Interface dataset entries
★ ★ ★ ★

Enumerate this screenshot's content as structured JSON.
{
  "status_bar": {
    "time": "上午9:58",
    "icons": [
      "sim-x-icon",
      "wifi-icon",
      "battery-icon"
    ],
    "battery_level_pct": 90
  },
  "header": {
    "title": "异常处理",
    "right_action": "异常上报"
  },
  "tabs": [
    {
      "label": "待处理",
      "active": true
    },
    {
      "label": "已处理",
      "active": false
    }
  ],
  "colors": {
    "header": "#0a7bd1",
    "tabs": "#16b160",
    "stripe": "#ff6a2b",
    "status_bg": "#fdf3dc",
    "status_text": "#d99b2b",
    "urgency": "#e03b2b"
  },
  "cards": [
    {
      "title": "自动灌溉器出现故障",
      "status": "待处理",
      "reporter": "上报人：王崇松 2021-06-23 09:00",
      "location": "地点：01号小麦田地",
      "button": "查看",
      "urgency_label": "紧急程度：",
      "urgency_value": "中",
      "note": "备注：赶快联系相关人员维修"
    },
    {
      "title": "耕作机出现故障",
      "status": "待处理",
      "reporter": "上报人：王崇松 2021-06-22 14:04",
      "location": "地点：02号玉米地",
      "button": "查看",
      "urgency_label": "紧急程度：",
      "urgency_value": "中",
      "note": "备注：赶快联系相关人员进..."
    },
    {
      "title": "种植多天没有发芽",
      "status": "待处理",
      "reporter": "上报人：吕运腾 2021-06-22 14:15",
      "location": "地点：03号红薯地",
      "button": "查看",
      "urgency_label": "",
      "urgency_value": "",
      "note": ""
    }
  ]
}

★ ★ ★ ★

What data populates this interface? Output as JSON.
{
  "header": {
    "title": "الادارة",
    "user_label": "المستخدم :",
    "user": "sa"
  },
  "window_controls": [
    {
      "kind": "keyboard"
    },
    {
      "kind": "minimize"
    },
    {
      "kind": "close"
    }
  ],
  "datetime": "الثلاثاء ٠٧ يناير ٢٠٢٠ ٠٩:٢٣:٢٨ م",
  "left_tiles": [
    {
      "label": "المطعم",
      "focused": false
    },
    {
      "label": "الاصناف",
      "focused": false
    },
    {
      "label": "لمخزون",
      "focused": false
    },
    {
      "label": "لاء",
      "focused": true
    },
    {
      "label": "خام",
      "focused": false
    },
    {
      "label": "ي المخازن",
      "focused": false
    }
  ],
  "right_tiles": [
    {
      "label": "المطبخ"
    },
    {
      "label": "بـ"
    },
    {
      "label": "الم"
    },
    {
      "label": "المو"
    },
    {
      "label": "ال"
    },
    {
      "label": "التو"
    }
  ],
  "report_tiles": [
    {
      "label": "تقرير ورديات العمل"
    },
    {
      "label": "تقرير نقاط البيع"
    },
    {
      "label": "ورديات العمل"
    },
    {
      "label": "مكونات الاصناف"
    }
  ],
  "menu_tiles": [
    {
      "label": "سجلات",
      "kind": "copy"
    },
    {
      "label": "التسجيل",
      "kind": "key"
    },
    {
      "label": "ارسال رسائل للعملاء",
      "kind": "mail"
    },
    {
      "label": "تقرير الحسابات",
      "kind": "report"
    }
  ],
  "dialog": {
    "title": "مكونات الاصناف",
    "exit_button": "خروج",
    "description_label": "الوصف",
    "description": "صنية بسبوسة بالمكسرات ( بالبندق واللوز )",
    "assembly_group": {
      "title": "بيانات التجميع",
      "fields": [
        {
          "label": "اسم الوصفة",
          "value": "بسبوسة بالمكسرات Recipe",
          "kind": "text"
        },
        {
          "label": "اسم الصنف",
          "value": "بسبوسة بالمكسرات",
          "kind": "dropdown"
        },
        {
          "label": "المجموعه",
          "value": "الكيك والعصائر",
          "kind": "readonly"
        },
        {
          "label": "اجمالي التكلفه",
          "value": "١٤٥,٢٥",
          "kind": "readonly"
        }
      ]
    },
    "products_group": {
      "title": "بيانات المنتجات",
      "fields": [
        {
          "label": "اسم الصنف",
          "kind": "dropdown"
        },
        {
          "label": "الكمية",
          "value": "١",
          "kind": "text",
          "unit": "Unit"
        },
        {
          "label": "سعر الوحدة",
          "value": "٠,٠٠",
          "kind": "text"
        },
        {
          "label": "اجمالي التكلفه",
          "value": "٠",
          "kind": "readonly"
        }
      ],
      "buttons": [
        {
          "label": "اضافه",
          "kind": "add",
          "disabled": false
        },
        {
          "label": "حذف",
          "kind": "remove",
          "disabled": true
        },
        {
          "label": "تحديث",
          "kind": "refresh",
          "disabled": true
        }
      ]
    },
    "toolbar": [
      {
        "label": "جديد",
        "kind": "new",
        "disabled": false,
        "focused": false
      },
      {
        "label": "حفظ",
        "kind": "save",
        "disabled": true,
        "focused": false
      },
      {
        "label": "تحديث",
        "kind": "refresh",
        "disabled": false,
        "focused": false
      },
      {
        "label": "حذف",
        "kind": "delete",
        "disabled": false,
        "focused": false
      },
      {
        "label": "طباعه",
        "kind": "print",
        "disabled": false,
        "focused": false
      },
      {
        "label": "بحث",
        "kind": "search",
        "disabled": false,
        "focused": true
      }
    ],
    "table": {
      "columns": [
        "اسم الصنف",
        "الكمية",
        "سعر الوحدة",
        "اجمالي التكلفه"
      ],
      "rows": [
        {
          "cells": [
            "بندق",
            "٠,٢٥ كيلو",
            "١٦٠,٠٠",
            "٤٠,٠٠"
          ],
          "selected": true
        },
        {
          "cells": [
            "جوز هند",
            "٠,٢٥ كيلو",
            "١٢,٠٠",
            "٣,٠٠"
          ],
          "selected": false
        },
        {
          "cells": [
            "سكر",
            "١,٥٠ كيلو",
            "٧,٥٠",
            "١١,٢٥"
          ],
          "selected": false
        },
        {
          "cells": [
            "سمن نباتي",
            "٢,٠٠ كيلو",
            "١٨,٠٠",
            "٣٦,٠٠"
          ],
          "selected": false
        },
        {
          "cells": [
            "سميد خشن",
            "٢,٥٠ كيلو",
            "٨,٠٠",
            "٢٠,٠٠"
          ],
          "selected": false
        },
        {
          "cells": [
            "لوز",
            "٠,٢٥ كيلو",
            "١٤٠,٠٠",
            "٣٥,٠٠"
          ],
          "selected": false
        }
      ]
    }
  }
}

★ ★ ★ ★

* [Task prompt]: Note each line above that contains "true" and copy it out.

* [Answer to this task]:
      "active": true
      "focused": true
          "disabled": true
          "disabled": true
        "disabled": true,
        "focused": true
          "selected": true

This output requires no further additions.